Upregulation of the H3K4me3 demethylase JARID1B is linked to acquisition of aggressive, stem cell-like features by many cancer types. However, the utility of emerging JARID1 family inhibitors remains uncertain, in part because JARID1B’s functions in normal development and malignancy are diverse and highly context-specific. In this study, responses of oral squamous cell carcinomas (OSCCs) to catalytic inhibition of JARID1B were assessed using CPI-455, the first tool compound with true JARID1 family selectivity. CPI-455 attenuated clonal sphere and tumor formation by stem-like cells that highly express JARID1B while also depleting the CD44-positive and Aldefluor-high fractions conventionally used to designate OSCC stem cells. Silencing JARID1B abrogated CPI-455’s effects on sphere formation, supporting that the drug acted through this isoform. To further delineate CPI-455’s capacity to block JARID1B’s functions, its biologic effects were compared against those indicated by pathway analysis of the transcriptional profile produced by JARID1B knockdown. Downregulation of multiple gene sets related to stem cell function was consistent with the drug’s observed actions. However, strong E-Cadherin upregulation seen upon silencing JARID1B surprisingly could not be reproduced using CPI-455. Expressing a demethylase-inactive mutant of JARID1B demonstrated suppression of this transcript to be demethylase-independent, and the capacity of mutant JARID1B but not CPI-455 to modulate invasion provided a functional correlate of this finding. These results show that JARID1B catalytic inhibition effectively targets some stem cell-like features of malignancy but also reveal demethylase-independent actions refractory to inhibition. Future application of JARID1 inhibitors in combinatorial use for cancer therapy may be guided by these findings.
scite is a Brooklyn-based organization that helps researchers better discover and understand research articles through Smart Citations–citations that display the context of the citation and describe whether the article provides supporting or contrasting evidence. scite is used by students and researchers from around the world and is funded in part by the National Science Foundation and the National Institute on Drug Abuse of the National Institutes of Health.

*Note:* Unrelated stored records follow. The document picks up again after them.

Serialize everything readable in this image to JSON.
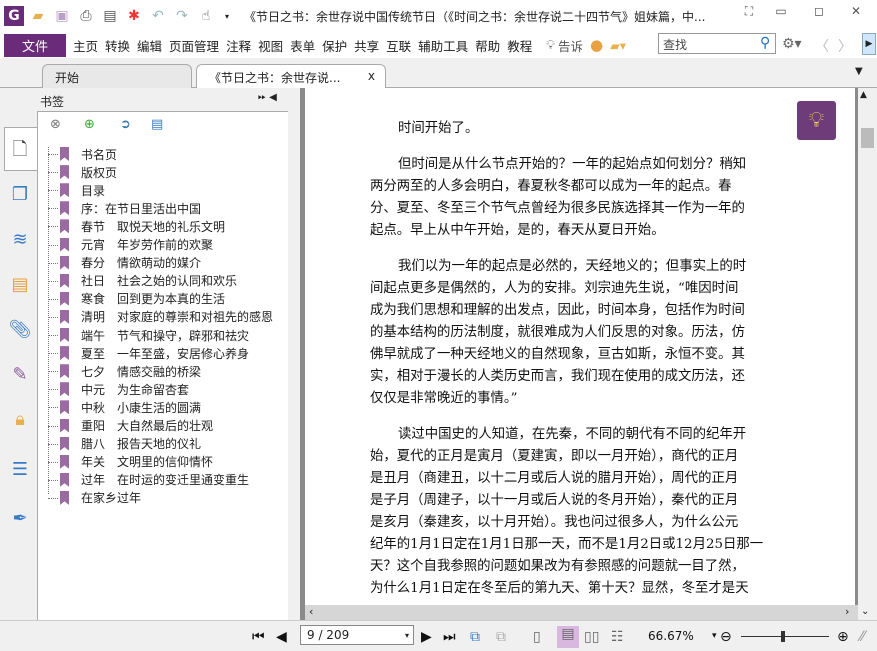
{
  "window": {
    "title": "《节日之书：余世存说中国传统节日（《时间之书：余世存说二十四节气》姐妹篇，中..."
  },
  "menubar": {
    "file": "文件",
    "items": [
      "主页",
      "转换",
      "编辑",
      "页面管理",
      "注释",
      "视图",
      "表单",
      "保护",
      "共享",
      "互联",
      "辅助工具",
      "帮助",
      "教程"
    ],
    "tell": "告诉",
    "search_placeholder": "查找"
  },
  "tabs": [
    {
      "label": "开始"
    },
    {
      "label": "《节日之书：余世存说...",
      "close": "x"
    }
  ],
  "bookmarks": {
    "title": "书签",
    "items": [
      "书名页",
      "版权页",
      "目录",
      "序：在节日里活出中国",
      "春节　取悦天地的礼乐文明",
      "元宵　年岁劳作前的欢聚",
      "春分　情欲萌动的媒介",
      "社日　社会之始的认同和欢乐",
      "寒食　回到更为本真的生活",
      "清明　对家庭的尊崇和对祖先的感恩",
      "端午　节气和操守，辟邪和祛灾",
      "夏至　一年至盛，安居修心养身",
      "七夕　情感交融的桥梁",
      "中元　为生命留杏套",
      "中秋　小康生活的圆满",
      "重阳　大自然最后的壮观",
      "腊八　报告天地的仪礼",
      "年关　文明里的信仰情怀",
      "过年　在时运的变迁里通变重生",
      "在家乡过年"
    ]
  },
  "document": {
    "paragraphs": [
      [
        "时间开始了。"
      ],
      [
        "但时间是从什么节点开始的？一年的起始点如何划分？稍知",
        "两分两至的人多会明白，春夏秋冬都可以成为一年的起点。春",
        "分、夏至、冬至三个节气点曾经为很多民族选择其一作为一年的",
        "起点。早上从中午开始，是的，春天从夏日开始。"
      ],
      [
        "我们以为一年的起点是必然的，天经地义的；但事实上的时",
        "间起点更多是偶然的，人为的安排。刘宗迪先生说，“唯因时间",
        "成为我们思想和理解的出发点，因此，时间本身，包括作为时间",
        "的基本结构的历法制度，就很难成为人们反思的对象。历法，仿",
        "佛早就成了一种天经地义的自然现象，亘古如斯，永恒不变。其",
        "实，相对于漫长的人类历史而言，我们现在使用的成文历法，还",
        "仅仅是非常晚近的事情。”"
      ],
      [
        "读过中国史的人知道，在先秦，不同的朝代有不同的纪年开",
        "始，夏代的正月是寅月（夏建寅，即以一月开始），商代的正月",
        "是丑月（商建丑，以十二月或后人说的腊月开始），周代的正月",
        "是子月（周建子，以十一月或后人说的冬月开始），秦代的正月",
        "是亥月（秦建亥，以十月开始）。我也问过很多人，为什么公元",
        "纪年的1月1日定在1月1日那一天，而不是1月2日或12月25日那一",
        "天？这个自我参照的问题如果改为有参照感的问题就一目了然，",
        "为什么1月1日定在冬至后的第九天、第十天？显然，冬至才是天"
      ]
    ]
  },
  "statusbar": {
    "page": "9 / 209",
    "zoom": "66.67%",
    "zoom_slider": 0.45
  },
  "colors": {
    "accent": "#6a2c7a",
    "bookmark": "#9b6aa3"
  }
}
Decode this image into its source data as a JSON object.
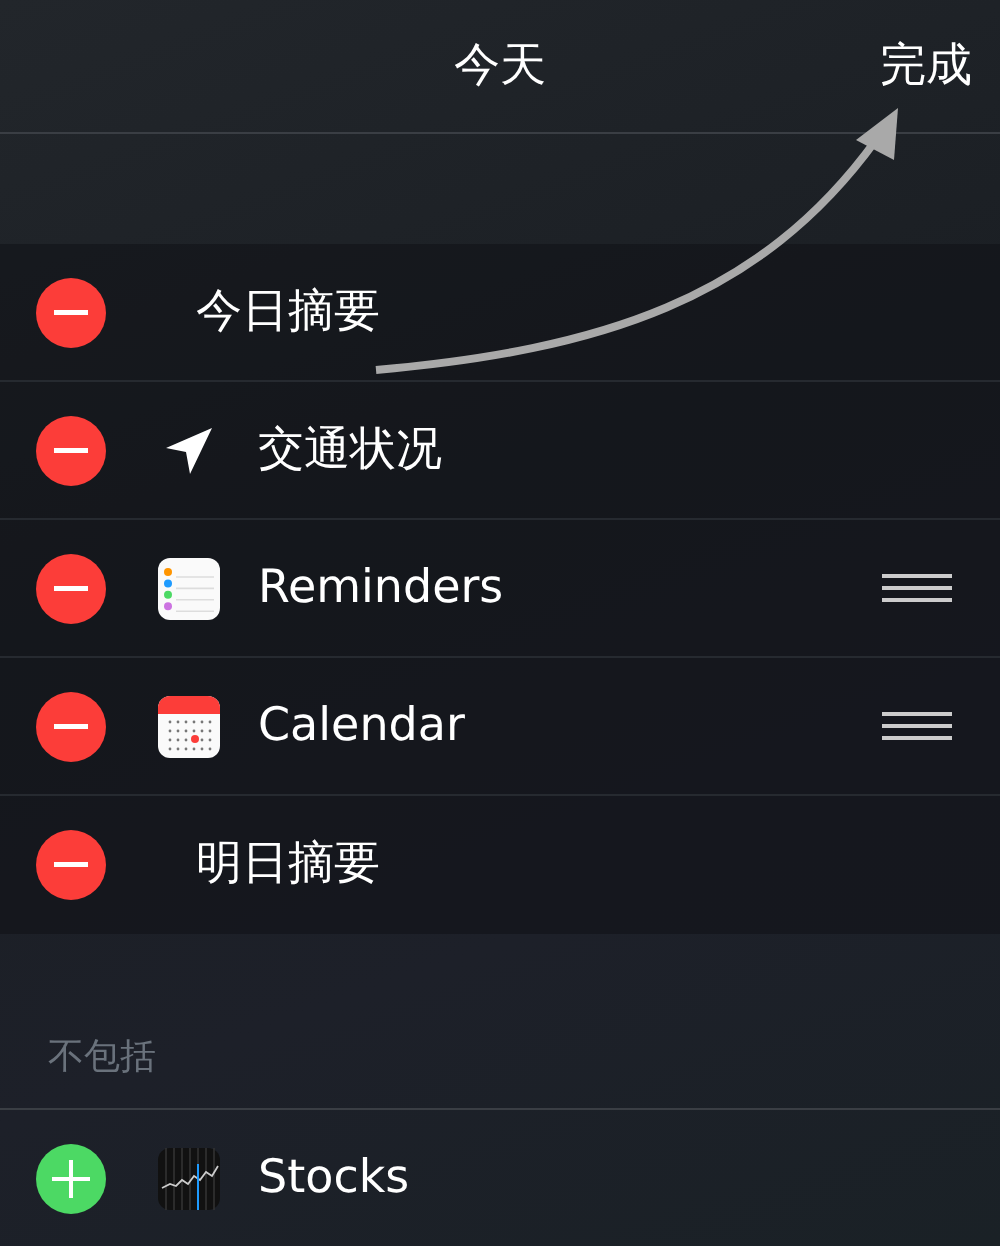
{
  "header": {
    "title": "今天",
    "done_button": "完成"
  },
  "included": [
    {
      "label": "今日摘要",
      "kind": "summary",
      "removable": true,
      "reorderable": false
    },
    {
      "label": "交通状况",
      "kind": "location",
      "removable": true,
      "reorderable": false
    },
    {
      "label": "Reminders",
      "kind": "reminders",
      "removable": true,
      "reorderable": true
    },
    {
      "label": "Calendar",
      "kind": "calendar",
      "removable": true,
      "reorderable": true
    },
    {
      "label": "明日摘要",
      "kind": "summary",
      "removable": true,
      "reorderable": false
    }
  ],
  "excluded_heading": "不包括",
  "excluded": [
    {
      "label": "Stocks",
      "kind": "stocks",
      "removable": false,
      "reorderable": false
    }
  ]
}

334 Leonard St
Brooklyn, NY 11211
Copyright © 2024 scite LLC. All rights reserved.
Made with 💙 for researchers
Part of the Research Solutions Family.